Julianna had planned it all out. In the beginning of her trip, she'd get direct work experience with a socially innovative company located on the border of the Ecuadorian Rainforest. At the end of her trip, she'd work on a sustainable farm on the eastern coast of Costa Rica. In the middle, she would travel alone, exploring South America while meeting new travel buddies along the way.
It's that "alone" part that is tearing this mother apart.
I respect Julianna's desire to be independent. She's a chip off the old block when it comes to doing things her own way. Still, I'm a mother -- her mother -- who is striving to be modern. Nonetheless, I'm a mother who cannot cut off my natural maternal instincts to protect and nurture my young ones.
As the plane took off from Lima, the pit in my stomach grew larger. What was I doing?
The answer: I was leaving my child unprotected in the big world.
As the plane continued to soar higher and higher into the clouds, every cell in my body wanted to turn around, pick her up, and bring her home. My natural instinct was to return her to the nest -- my nest. Deep down, though, I knew the hard truth: My nest no longer served her.
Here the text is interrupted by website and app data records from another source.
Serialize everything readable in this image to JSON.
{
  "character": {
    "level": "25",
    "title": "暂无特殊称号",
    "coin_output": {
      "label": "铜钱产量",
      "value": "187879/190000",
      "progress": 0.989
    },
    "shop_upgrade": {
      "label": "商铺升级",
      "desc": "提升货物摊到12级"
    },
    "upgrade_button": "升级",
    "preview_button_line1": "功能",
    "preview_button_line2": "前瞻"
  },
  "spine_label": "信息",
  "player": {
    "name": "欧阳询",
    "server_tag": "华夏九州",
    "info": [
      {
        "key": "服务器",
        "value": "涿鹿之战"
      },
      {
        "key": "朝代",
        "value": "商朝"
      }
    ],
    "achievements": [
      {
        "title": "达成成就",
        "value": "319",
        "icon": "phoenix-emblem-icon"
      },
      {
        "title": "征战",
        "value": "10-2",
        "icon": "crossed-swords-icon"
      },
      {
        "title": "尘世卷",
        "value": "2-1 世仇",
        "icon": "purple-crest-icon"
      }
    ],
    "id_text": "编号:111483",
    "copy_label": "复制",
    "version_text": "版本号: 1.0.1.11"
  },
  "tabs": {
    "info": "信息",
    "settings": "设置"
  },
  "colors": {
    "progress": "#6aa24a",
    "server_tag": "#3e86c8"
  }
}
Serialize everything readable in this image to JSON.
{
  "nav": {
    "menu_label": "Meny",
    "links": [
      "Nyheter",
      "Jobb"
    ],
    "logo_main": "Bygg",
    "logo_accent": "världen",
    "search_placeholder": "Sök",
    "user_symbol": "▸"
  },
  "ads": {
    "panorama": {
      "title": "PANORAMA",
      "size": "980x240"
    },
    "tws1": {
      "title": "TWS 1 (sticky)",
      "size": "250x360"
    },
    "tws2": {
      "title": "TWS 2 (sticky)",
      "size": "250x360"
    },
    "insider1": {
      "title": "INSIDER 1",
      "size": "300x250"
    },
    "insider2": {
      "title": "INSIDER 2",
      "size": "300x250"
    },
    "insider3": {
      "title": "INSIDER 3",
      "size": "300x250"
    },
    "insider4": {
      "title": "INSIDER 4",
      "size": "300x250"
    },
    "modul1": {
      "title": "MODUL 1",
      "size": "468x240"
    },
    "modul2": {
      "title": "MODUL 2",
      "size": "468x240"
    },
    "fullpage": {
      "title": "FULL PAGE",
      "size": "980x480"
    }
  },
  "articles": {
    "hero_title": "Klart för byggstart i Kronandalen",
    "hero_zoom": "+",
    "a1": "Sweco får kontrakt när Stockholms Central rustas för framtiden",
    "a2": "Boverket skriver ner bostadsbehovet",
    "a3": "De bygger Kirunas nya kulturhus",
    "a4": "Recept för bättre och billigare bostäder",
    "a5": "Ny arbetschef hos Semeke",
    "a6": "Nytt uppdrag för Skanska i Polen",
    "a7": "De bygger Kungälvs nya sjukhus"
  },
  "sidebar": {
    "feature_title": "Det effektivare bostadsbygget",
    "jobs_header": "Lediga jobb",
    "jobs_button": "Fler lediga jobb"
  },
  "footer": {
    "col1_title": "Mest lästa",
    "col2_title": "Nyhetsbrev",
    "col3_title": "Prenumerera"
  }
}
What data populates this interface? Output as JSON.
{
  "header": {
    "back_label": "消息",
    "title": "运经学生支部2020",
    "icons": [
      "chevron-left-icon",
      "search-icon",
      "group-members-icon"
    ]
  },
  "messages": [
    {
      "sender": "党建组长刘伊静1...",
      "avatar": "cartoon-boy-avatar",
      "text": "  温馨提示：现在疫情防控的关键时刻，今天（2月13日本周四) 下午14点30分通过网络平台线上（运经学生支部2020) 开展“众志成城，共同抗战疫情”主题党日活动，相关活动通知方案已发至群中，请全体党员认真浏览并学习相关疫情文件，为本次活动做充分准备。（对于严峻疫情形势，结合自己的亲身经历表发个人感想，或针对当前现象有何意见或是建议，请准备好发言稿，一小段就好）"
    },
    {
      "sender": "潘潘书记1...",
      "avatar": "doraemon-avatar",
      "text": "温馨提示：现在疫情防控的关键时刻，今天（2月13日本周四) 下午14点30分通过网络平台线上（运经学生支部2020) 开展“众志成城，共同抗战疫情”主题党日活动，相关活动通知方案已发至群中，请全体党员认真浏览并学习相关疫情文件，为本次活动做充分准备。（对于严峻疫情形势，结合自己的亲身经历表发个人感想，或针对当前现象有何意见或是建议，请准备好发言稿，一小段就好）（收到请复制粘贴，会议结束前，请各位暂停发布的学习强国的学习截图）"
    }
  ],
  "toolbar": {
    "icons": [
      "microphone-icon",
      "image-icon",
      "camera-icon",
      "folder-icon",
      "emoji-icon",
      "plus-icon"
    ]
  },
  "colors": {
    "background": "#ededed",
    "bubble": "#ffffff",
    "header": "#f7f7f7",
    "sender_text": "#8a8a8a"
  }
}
As much as I'd like to think otherwise, the world is her home now.
My natural maternal instinct is to nurture and protect her, no matter how old she gets or where her adventures take her.
And so I did what every mother must eventually do. I let go. As my plane flew away from South America, the tears flowed once again. The gnawing feeling in my stomach returned knowing that my baby girl was alone in a foreign land. I went against my every maternal instinct and acknowledged I had to let her go.
I had to let her spread her wings and fly on her own.